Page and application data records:
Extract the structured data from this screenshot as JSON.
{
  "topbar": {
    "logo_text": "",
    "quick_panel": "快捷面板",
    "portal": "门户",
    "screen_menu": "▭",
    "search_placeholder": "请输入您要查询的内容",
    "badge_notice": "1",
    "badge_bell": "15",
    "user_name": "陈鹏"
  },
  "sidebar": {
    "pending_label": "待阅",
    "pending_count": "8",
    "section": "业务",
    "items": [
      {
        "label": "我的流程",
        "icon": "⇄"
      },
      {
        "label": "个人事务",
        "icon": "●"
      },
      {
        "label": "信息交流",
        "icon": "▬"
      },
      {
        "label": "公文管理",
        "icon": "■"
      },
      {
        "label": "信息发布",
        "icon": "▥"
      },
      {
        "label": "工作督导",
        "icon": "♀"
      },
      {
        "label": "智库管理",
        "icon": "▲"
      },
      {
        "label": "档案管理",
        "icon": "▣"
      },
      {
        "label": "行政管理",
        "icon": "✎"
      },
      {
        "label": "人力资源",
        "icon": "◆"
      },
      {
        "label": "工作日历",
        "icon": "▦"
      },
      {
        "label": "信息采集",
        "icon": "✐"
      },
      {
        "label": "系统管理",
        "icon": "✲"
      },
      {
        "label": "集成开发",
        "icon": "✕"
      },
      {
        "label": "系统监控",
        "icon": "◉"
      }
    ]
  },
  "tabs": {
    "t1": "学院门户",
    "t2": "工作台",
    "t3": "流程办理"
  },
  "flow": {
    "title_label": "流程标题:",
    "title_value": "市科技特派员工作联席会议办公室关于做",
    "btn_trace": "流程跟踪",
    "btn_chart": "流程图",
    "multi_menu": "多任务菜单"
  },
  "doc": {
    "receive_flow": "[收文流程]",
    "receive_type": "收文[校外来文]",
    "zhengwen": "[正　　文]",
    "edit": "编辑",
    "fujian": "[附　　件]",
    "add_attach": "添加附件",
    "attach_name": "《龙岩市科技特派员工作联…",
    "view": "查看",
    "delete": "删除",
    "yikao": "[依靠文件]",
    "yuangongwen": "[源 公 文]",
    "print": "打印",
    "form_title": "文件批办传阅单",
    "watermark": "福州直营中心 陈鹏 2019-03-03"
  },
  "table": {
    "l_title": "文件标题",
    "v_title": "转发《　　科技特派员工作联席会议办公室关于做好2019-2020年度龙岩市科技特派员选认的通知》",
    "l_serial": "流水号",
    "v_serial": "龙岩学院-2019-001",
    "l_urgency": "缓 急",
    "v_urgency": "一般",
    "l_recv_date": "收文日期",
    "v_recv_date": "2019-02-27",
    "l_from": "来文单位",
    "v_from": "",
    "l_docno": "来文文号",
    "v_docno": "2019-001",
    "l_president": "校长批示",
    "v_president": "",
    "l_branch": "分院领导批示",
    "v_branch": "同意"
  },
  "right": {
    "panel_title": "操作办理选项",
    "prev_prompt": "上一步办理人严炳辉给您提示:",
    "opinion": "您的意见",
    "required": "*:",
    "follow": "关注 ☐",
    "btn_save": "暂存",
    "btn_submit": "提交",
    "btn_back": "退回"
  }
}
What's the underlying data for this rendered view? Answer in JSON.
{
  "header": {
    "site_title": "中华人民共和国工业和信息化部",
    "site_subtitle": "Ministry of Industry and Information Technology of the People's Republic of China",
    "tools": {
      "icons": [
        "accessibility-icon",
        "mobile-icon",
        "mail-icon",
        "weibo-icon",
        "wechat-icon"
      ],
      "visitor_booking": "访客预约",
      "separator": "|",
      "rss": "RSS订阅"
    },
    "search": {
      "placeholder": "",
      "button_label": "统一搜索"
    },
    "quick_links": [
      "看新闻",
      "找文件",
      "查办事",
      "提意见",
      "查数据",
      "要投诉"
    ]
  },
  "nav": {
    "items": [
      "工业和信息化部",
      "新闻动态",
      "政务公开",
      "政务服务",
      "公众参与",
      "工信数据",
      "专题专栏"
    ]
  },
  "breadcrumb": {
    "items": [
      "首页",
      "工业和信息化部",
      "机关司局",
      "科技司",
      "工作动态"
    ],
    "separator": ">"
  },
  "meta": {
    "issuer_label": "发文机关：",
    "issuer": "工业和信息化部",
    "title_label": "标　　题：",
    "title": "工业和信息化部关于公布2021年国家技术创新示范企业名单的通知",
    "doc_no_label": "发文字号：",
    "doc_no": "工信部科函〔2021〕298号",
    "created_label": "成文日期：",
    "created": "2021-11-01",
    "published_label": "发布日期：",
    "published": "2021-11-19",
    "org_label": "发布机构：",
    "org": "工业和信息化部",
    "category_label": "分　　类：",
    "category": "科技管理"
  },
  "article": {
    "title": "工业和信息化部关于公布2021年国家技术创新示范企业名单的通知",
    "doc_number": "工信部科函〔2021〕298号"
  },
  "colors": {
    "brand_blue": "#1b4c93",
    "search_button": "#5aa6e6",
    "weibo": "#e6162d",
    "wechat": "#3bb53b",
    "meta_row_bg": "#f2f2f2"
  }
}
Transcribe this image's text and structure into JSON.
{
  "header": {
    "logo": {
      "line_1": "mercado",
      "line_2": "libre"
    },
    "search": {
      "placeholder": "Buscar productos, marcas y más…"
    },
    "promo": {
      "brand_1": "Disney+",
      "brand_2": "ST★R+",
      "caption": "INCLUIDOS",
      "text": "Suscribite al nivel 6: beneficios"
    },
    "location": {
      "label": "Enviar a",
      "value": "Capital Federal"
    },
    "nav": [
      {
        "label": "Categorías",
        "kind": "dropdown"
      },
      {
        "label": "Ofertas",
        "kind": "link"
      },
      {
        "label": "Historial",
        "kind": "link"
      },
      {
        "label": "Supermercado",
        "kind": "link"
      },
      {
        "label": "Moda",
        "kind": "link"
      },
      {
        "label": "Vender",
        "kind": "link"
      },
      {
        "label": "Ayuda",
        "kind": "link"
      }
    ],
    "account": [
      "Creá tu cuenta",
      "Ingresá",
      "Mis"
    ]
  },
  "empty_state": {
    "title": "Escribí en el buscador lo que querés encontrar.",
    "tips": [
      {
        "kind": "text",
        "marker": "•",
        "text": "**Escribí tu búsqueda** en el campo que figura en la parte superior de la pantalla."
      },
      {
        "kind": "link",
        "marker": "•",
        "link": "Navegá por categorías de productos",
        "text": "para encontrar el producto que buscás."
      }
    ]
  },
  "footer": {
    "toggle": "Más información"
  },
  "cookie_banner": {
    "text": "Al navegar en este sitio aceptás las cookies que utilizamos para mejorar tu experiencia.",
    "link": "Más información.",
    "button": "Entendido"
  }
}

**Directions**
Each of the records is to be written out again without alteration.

**Response below**
Extract the structured data from this screenshot as JSON.
{
  "topbar": {
    "logo_text": "",
    "quick_panel": "快捷面板",
    "portal": "门户",
    "screen_menu": "▭",
    "search_placeholder": "请输入您要查询的内容",
    "badge_notice": "1",
    "badge_bell": "15",
    "user_name": "陈鹏"
  },
  "sidebar": {
    "pending_label": "待阅",
    "pending_count": "8",
    "section": "业务",
    "items": [
      {
        "label": "我的流程",
        "icon": "⇄"
      },
      {
        "label": "个人事务",
        "icon": "●"
      },
      {
        "label": "信息交流",
        "icon": "▬"
      },
      {
        "label": "公文管理",
        "icon": "■"
      },
      {
        "label": "信息发布",
        "icon": "▥"
      },
      {
        "label": "工作督导",
        "icon": "♀"
      },
      {
        "label": "智库管理",
        "icon": "▲"
      },
      {
        "label": "档案管理",
        "icon": "▣"
      },
      {
        "label": "行政管理",
        "icon": "✎"
      },
      {
        "label": "人力资源",
        "icon": "◆"
      },
      {
        "label": "工作日历",
        "icon": "▦"
      },
      {
        "label": "信息采集",
        "icon": "✐"
      },
      {
        "label": "系统管理",
        "icon": "✲"
      },
      {
        "label": "集成开发",
        "icon": "✕"
      },
      {
        "label": "系统监控",
        "icon": "◉"
      }
    ]
  },
  "tabs": {
    "t1": "学院门户",
    "t2": "工作台",
    "t3": "流程办理"
  },
  "flow": {
    "title_label": "流程标题:",
    "title_value": "市科技特派员工作联席会议办公室关于做",
    "btn_trace": "流程跟踪",
    "btn_chart": "流程图",
    "multi_menu": "多任务菜单"
  },
  "doc": {
    "receive_flow": "[收文流程]",
    "receive_type": "收文[校外来文]",
    "zhengwen": "[正　　文]",
    "edit": "编辑",
    "fujian": "[附　　件]",
    "add_attach": "添加附件",
    "attach_name": "《龙岩市科技特派员工作联…",
    "view": "查看",
    "delete": "删除",
    "yikao": "[依靠文件]",
    "yuangongwen": "[源 公 文]",
    "print": "打印",
    "form_title": "文件批办传阅单",
    "watermark": "福州直营中心 陈鹏 2019-03-03"
  },
  "table": {
    "l_title": "文件标题",
    "v_title": "转发《　　科技特派员工作联席会议办公室关于做好2019-2020年度龙岩市科技特派员选认的通知》",
    "l_serial": "流水号",
    "v_serial": "龙岩学院-2019-001",
    "l_urgency": "缓 急",
    "v_urgency": "一般",
    "l_recv_date": "收文日期",
    "v_recv_date": "2019-02-27",
    "l_from": "来文单位",
    "v_from": "",
    "l_docno": "来文文号",
    "v_docno": "2019-001",
    "l_president": "校长批示",
    "v_president": "",
    "l_branch": "分院领导批示",
    "v_branch": "同意"
  },
  "right": {
    "panel_title": "操作办理选项",
    "prev_prompt": "上一步办理人严炳辉给您提示:",
    "opinion": "您的意见",
    "required": "*:",
    "follow": "关注 ☐",
    "btn_save": "暂存",
    "btn_submit": "提交",
    "btn_back": "退回"
  }
}
What's the underlying data for this rendered view? Answer in JSON.
{
  "header": {
    "site_title": "中华人民共和国工业和信息化部",
    "site_subtitle": "Ministry of Industry and Information Technology of the People's Republic of China",
    "tools": {
      "icons": [
        "accessibility-icon",
        "mobile-icon",
        "mail-icon",
        "weibo-icon",
        "wechat-icon"
      ],
      "visitor_booking": "访客预约",
      "separator": "|",
      "rss": "RSS订阅"
    },
    "search": {
      "placeholder": "",
      "button_label": "统一搜索"
    },
    "quick_links": [
      "看新闻",
      "找文件",
      "查办事",
      "提意见",
      "查数据",
      "要投诉"
    ]
  },
  "nav": {
    "items": [
      "工业和信息化部",
      "新闻动态",
      "政务公开",
      "政务服务",
      "公众参与",
      "工信数据",
      "专题专栏"
    ]
  },
  "breadcrumb": {
    "items": [
      "首页",
      "工业和信息化部",
      "机关司局",
      "科技司",
      "工作动态"
    ],
    "separator": ">"
  },
  "meta": {
    "issuer_label": "发文机关：",
    "issuer": "工业和信息化部",
    "title_label": "标　　题：",
    "title": "工业和信息化部关于公布2021年国家技术创新示范企业名单的通知",
    "doc_no_label": "发文字号：",
    "doc_no": "工信部科函〔2021〕298号",
    "created_label": "成文日期：",
    "created": "2021-11-01",
    "published_label": "发布日期：",
    "published": "2021-11-19",
    "org_label": "发布机构：",
    "org": "工业和信息化部",
    "category_label": "分　　类：",
    "category": "科技管理"
  },
  "article": {
    "title": "工业和信息化部关于公布2021年国家技术创新示范企业名单的通知",
    "doc_number": "工信部科函〔2021〕298号"
  },
  "colors": {
    "brand_blue": "#1b4c93",
    "search_button": "#5aa6e6",
    "weibo": "#e6162d",
    "wechat": "#3bb53b",
    "meta_row_bg": "#f2f2f2"
  }
}
Transcribe this image's text and structure into JSON.
{
  "header": {
    "logo": {
      "line_1": "mercado",
      "line_2": "libre"
    },
    "search": {
      "placeholder": "Buscar productos, marcas y más…"
    },
    "promo": {
      "brand_1": "Disney+",
      "brand_2": "ST★R+",
      "caption": "INCLUIDOS",
      "text": "Suscribite al nivel 6: beneficios"
    },
    "location": {
      "label": "Enviar a",
      "value": "Capital Federal"
    },
    "nav": [
      {
        "label": "Categorías",
        "kind": "dropdown"
      },
      {
        "label": "Ofertas",
        "kind": "link"
      },
      {
        "label": "Historial",
        "kind": "link"
      },
      {
        "label": "Supermercado",
        "kind": "link"
      },
      {
        "label": "Moda",
        "kind": "link"
      },
      {
        "label": "Vender",
        "kind": "link"
      },
      {
        "label": "Ayuda",
        "kind": "link"
      }
    ],
    "account": [
      "Creá tu cuenta",
      "Ingresá",
      "Mis"
    ]
  },
  "empty_state": {
    "title": "Escribí en el buscador lo que querés encontrar.",
    "tips": [
      {
        "kind": "text",
        "marker": "•",
        "text": "**Escribí tu búsqueda** en el campo que figura en la parte superior de la pantalla."
      },
      {
        "kind": "link",
        "marker": "•",
        "link": "Navegá por categorías de productos",
        "text": "para encontrar el producto que buscás."
      }
    ]
  },
  "footer": {
    "toggle": "Más información"
  },
  "cookie_banner": {
    "text": "Al navegar en este sitio aceptás las cookies que utilizamos para mejorar tu experiencia.",
    "link": "Más información.",
    "button": "Entendido"
  }
}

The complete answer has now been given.